This was so inspiring that, as soon as he said that, I knew this story would be incorporated into the piece in a significant way. I soon decided to base the entire last movement of the piece on the rhythm of the word “done” in Morse code. Throughout the finale, “done” transforms into an exciting rhythmic motif and is passed back and forth to numerous instruments in the orchestra. Thus the title of the last movement is, you guessed it, “D-O-N-E.”
What are some of the challenges faced composing this piece?
The biggest challenge is to strike a right balance between purity of music and cultural relevance, so even for an audience who doesn’t know anything about the Transcontinental Railroad they can still enjoy “Transcend” just as an exciting and moving piece of music.
How has this work taken on personal meaning for you?
Begun in 1862 and completed in 1869, the Transcontinental Railroad effectively linked the US from east to west for the first time. Its cultural heritage includes the contribution of a thousands-strong Chinese and Irish workforce who toiled in severe weather and cruel working conditions. Numerous “hell on wheels” towns proliferated along the construction route and became famous for rapid growth and infamous for lawlessness. As the settlements pushed westward, there was a mixing of ethnic groups and cultures. Unfortunately, as the daunting task of laying tracks over difficult terrain increased, many workers perished, and many of the rest were denied the American dream by the enactment of the Chinese Exclusion Act in 1882. But those who stayed brought traditional art and music into the fabric of American culture.
As a Chinese-born composer who immigrated to this country, educated at the nation’s top music schools, and now serving at one of its finest institutions, I was moved to create this new work to tell a musical story, to celebrate human perseverance, and to pay tribute to my own cultural heritage. When I learned that 13 American orchestras—many of which located along the route of the Railroad—would join forces together to commission and premiere this new work across the country, I was truly honored, as I knew the significant cultural impact this project would entail.
As a composer, what are some of your influences?
I’m a firm believer that innovation and thorough understanding and respect for the tradition go hand-in-hand in creating a satisfying symphonic work. As a composer, I am empowered by the tradition, from medieval chants and Chinese folk music to Brahms and Stravinsky.
I grew up in a family that appreciates all kinds of music. Dad was a composer of commercialized music (think SNL Chinese version; he was the music producer for those types of shows) so I grew up practicing Beethoven on the piano as well as playing/arranging Jazz and pop tunes with my dad. My teachers, when I arrived in America to study at the Curtis Institute and Juilliard, were all “American symphonists” with music heritage from Barber and William Schuman, all of which have had great influences on my music.

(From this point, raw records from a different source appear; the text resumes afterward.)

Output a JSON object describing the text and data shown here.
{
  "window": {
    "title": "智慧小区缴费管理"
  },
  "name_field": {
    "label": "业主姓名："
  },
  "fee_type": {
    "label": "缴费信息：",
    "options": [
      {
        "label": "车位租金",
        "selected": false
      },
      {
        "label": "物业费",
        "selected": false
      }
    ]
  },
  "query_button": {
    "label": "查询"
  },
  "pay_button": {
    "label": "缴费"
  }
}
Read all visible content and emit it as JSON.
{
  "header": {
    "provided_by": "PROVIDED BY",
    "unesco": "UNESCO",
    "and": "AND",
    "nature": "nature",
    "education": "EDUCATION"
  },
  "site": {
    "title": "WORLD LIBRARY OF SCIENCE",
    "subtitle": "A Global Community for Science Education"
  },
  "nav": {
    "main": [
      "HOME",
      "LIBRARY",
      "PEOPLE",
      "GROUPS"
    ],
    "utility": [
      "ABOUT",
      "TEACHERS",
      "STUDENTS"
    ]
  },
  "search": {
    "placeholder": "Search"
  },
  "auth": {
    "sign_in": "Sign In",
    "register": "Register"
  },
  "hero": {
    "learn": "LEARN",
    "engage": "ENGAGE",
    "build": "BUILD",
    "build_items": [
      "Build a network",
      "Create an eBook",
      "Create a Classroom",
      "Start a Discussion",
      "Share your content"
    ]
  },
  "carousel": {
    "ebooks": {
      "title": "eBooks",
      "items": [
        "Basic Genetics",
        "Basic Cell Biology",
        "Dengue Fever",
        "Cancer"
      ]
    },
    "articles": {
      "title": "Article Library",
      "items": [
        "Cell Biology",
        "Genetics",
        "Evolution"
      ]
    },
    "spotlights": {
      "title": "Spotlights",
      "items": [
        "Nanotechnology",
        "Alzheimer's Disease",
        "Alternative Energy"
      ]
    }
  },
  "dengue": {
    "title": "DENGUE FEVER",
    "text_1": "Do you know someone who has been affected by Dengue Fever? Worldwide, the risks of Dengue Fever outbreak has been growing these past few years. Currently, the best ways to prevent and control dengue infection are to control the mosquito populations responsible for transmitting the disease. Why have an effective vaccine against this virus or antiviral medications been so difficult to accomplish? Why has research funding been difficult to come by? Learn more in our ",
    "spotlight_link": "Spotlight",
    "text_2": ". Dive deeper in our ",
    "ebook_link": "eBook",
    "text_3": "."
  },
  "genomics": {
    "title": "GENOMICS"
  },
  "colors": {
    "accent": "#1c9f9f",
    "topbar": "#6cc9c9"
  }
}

Outside of music, my recent works were inspired by things as different as a disappearing past due to industrialization (“Trace”); Father-daughter relations of a Spanish hero (“Viaje”); connecting Bach with Erhu, a traditional Chinese instrument (Violin Concerto); and mixing Jazz and wind ensemble (“Petals of Fire”).
The last time you were with us in Salt Lake, you taught a master class. What did you take away from that experience?
It was a wonderful experience. As a matter of fact, soon after that masterclass, I received an email from a local teacher at Highland Park, who asked his 4th-grade classes if they were going to write a piece about the Transcontinental Railroad what they would include.
I was so happy to see that some of the ideas completely lined up with how I thought about the piece! Here are two examples that the 4th graders wrote that made into the first movement, “Pulse”:
- “Flat’ melodies to symbolize the plains and deserts, “jagged” melodies to symbolize the Sierra Nevada and Rocky Mountain ranges” (I started the piece with calm and serene strings, before bursting into a constant pulse of 152 BPM).
- “Huge surprising blasts inspired by dynamite and blasting through mountains and rocks.” (I created violent, percussive poundings that occur from time to time, which are like blasts of dynamite, evoking the tension and suspense of man versus nature.)
So thank you Highland Park 4th Graders!!